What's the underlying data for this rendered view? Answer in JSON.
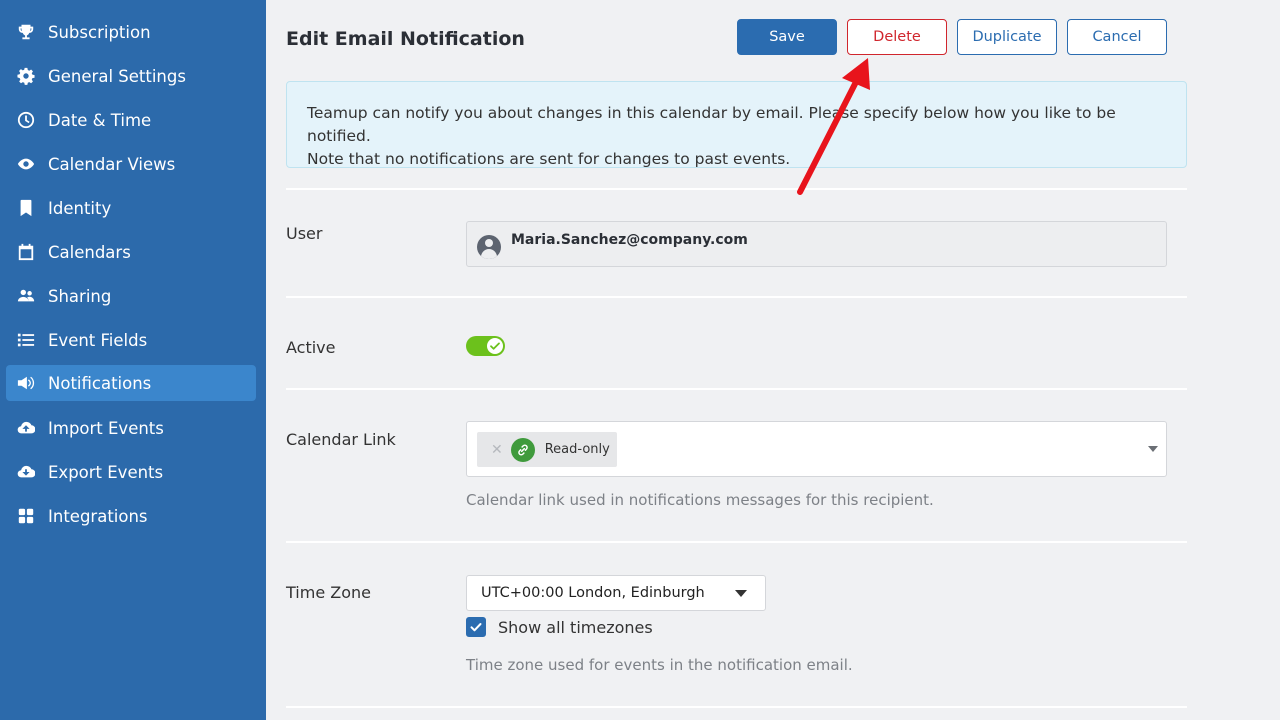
{
  "sidebar": {
    "items": [
      {
        "label": "Subscription",
        "icon": "trophy-icon"
      },
      {
        "label": "General Settings",
        "icon": "gear-icon"
      },
      {
        "label": "Date & Time",
        "icon": "clock-icon"
      },
      {
        "label": "Calendar Views",
        "icon": "eye-icon"
      },
      {
        "label": "Identity",
        "icon": "bookmark-icon"
      },
      {
        "label": "Calendars",
        "icon": "calendar-icon"
      },
      {
        "label": "Sharing",
        "icon": "users-icon"
      },
      {
        "label": "Event Fields",
        "icon": "list-icon"
      },
      {
        "label": "Notifications",
        "icon": "megaphone-icon",
        "active": true
      },
      {
        "label": "Import Events",
        "icon": "cloud-upload-icon"
      },
      {
        "label": "Export Events",
        "icon": "cloud-download-icon"
      },
      {
        "label": "Integrations",
        "icon": "grid-icon"
      }
    ]
  },
  "header": {
    "title": "Edit Email Notification",
    "save_label": "Save",
    "delete_label": "Delete",
    "duplicate_label": "Duplicate",
    "cancel_label": "Cancel"
  },
  "info": {
    "line1": "Teamup can notify you about changes in this calendar by email. Please specify below how you like to be notified.",
    "line2": "Note that no notifications are sent for changes to past events."
  },
  "user": {
    "label": "User",
    "email": "Maria.Sanchez@company.com"
  },
  "active": {
    "label": "Active",
    "enabled": true
  },
  "calendar_link": {
    "label": "Calendar Link",
    "chip_label": "Read-only",
    "help": "Calendar link used in notifications messages for this recipient."
  },
  "timezone": {
    "label": "Time Zone",
    "selected": "UTC+00:00 London, Edinburgh",
    "show_all_label": "Show all timezones",
    "show_all_checked": true,
    "help": "Time zone used for events in the notification email."
  },
  "colors": {
    "sidebar_bg": "#2c6aab",
    "sidebar_active": "#3b86cc",
    "primary": "#2b6cb0",
    "danger": "#d0262d",
    "toggle_on": "#6cc11c",
    "annotation_arrow": "#e8141c"
  }
}
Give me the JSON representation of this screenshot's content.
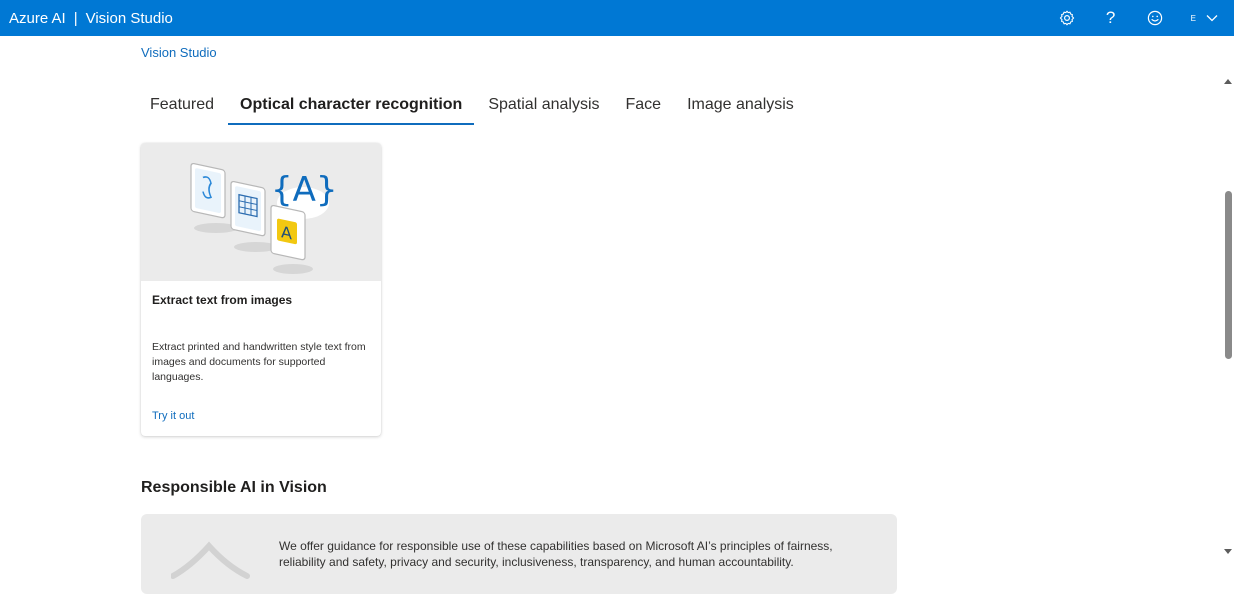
{
  "topbar": {
    "brand_left": "Azure AI",
    "separator": "|",
    "brand_right": "Vision Studio",
    "account_initial": "E",
    "icons": [
      "gear-icon",
      "help-icon",
      "feedback-smiley-icon",
      "chevron-down-icon"
    ]
  },
  "breadcrumb": {
    "label": "Vision Studio"
  },
  "tabs": [
    {
      "label": "Featured",
      "active": false
    },
    {
      "label": "Optical character recognition",
      "active": true
    },
    {
      "label": "Spatial analysis",
      "active": false
    },
    {
      "label": "Face",
      "active": false
    },
    {
      "label": "Image analysis",
      "active": false
    }
  ],
  "card": {
    "title": "Extract text from images",
    "description": "Extract printed and handwritten style text from images and documents for supported languages.",
    "link": "Try it out",
    "illustration_glyph": "{A}",
    "illustration_letter": "A"
  },
  "responsible": {
    "title": "Responsible AI in Vision",
    "text": "We offer guidance for responsible use of these capabilities based on Microsoft AI’s principles of fairness, reliability and safety, privacy and security, inclusiveness, transparency, and human accountability."
  },
  "colors": {
    "accent": "#0078d4",
    "link": "#0f6cbd",
    "card_image_bg": "#ebebeb"
  }
}
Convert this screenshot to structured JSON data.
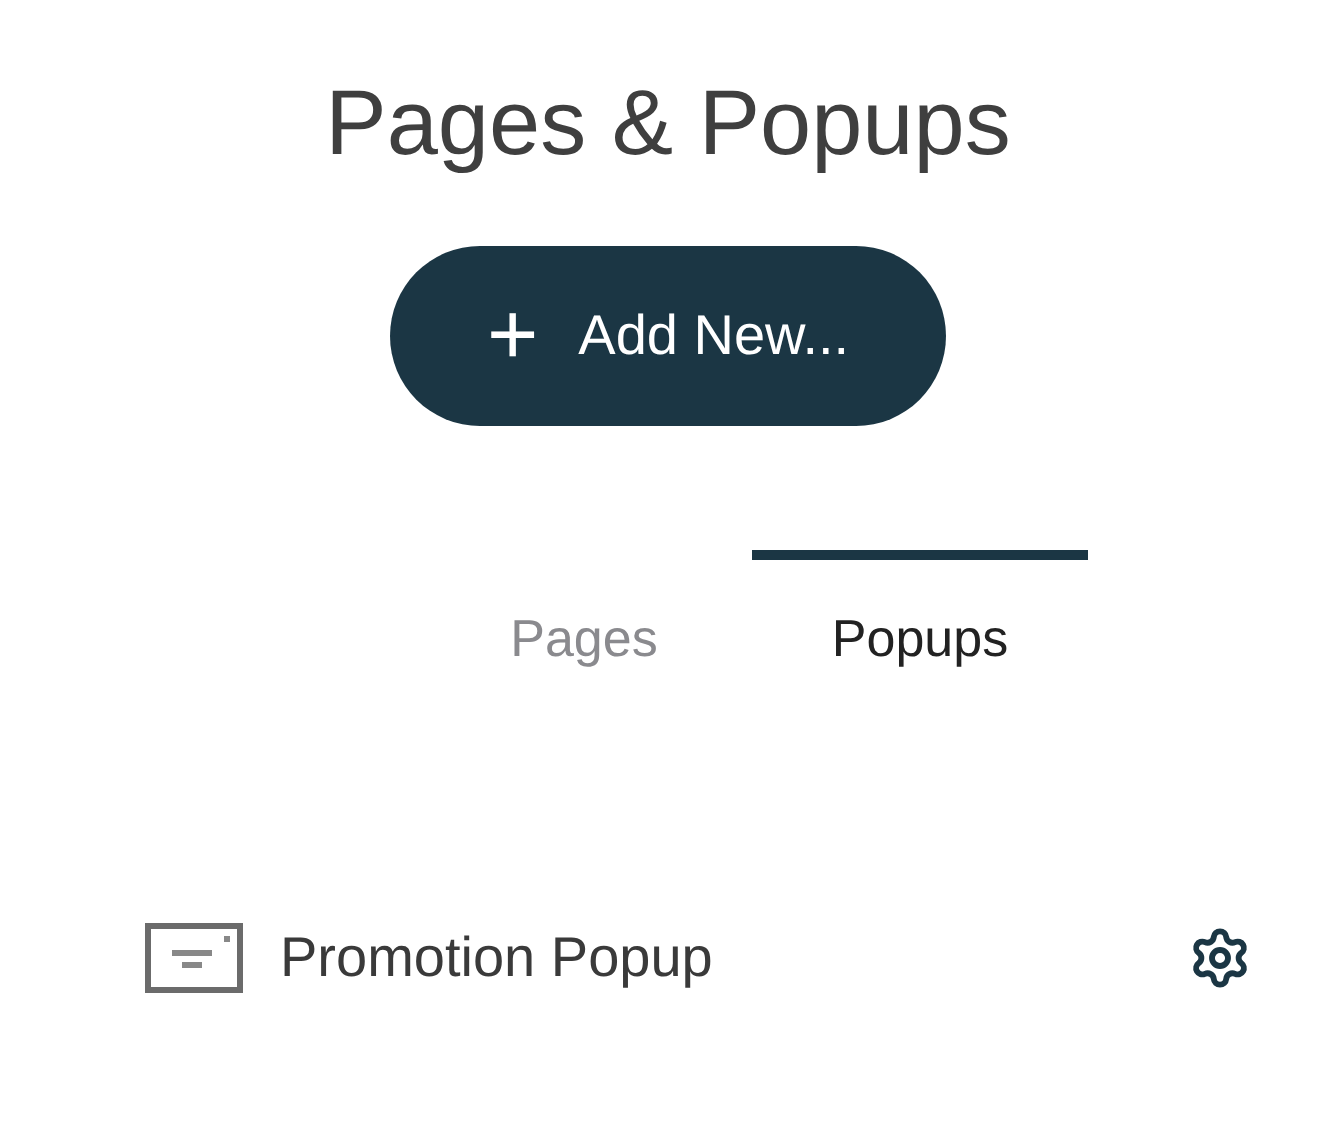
{
  "title": "Pages & Popups",
  "add_button": {
    "icon": "+",
    "label": "Add New..."
  },
  "tabs": [
    {
      "label": "Pages",
      "selected": false
    },
    {
      "label": "Popups",
      "selected": true
    }
  ],
  "items": [
    {
      "name": "Promotion Popup"
    }
  ]
}
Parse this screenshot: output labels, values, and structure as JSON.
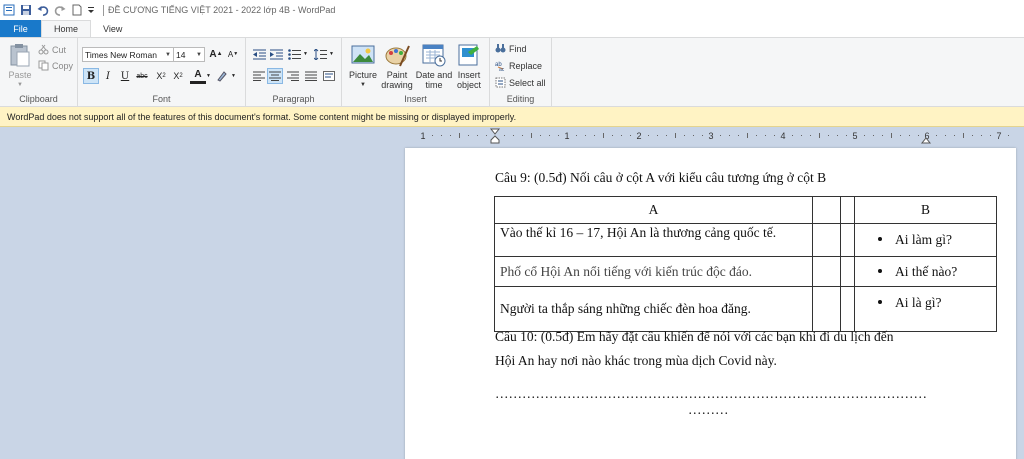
{
  "window": {
    "title": "ĐỀ CƯƠNG TIẾNG VIỆT 2021 - 2022 lớp 4B - WordPad"
  },
  "tabs": [
    {
      "label": "File"
    },
    {
      "label": "Home"
    },
    {
      "label": "View"
    }
  ],
  "ribbon": {
    "clipboard": {
      "label": "Clipboard",
      "paste": "Paste",
      "cut": "Cut",
      "copy": "Copy"
    },
    "font": {
      "label": "Font",
      "family": "Times New Roman",
      "size": "14"
    },
    "paragraph": {
      "label": "Paragraph"
    },
    "insert": {
      "label": "Insert",
      "picture": "Picture",
      "paint_line1": "Paint",
      "paint_line2": "drawing",
      "datetime_line1": "Date and",
      "datetime_line2": "time",
      "object_line1": "Insert",
      "object_line2": "object"
    },
    "editing": {
      "label": "Editing",
      "find": "Find",
      "replace": "Replace",
      "select_all": "Select all"
    }
  },
  "message_bar": "WordPad does not support all of the features of this document's format. Some content might be missing or displayed improperly.",
  "ruler": {
    "numbers": [
      "1",
      "1",
      "2",
      "3",
      "4",
      "5",
      "6",
      "7"
    ]
  },
  "document": {
    "q9": "Câu 9: (0.5đ) Nối câu ở cột A với kiểu câu tương ứng ở cột B",
    "table": {
      "header_a": "A",
      "header_b": "B",
      "rows": [
        {
          "a": "Vào thế kỉ 16 – 17, Hội An là thương cảng quốc tế.",
          "b": "Ai làm gì?"
        },
        {
          "a": "Phố cổ Hội An nổi tiếng với kiến trúc độc đáo.",
          "b": "Ai thế nào?"
        },
        {
          "a": "Người ta thắp sáng những chiếc đèn hoa đăng.",
          "b": "Ai là gì?"
        }
      ]
    },
    "q10_line1": "Câu 10: (0.5đ) Em hãy đặt câu khiến để nói với các bạn khi đi du lịch đến",
    "q10_line2": "Hội An hay nơi nào khác trong mùa dịch Covid này.",
    "dots_line1": "……………………………………………………………………………………",
    "dots_line2": "………"
  },
  "colors": {
    "file_tab": "#1979ca",
    "message_bar": "#fff3c4",
    "workspace": "#c9d5e6"
  }
}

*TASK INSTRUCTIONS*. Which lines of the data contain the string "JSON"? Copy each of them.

*YOUR RESPONSE*.
What's the underlying data for this rendered view? Answer in JSON.
Give me the JSON representation of this screenshot's content.
Convert this screenshot to structured JSON data.
Parse this screenshot: output labels, values, and structure as JSON.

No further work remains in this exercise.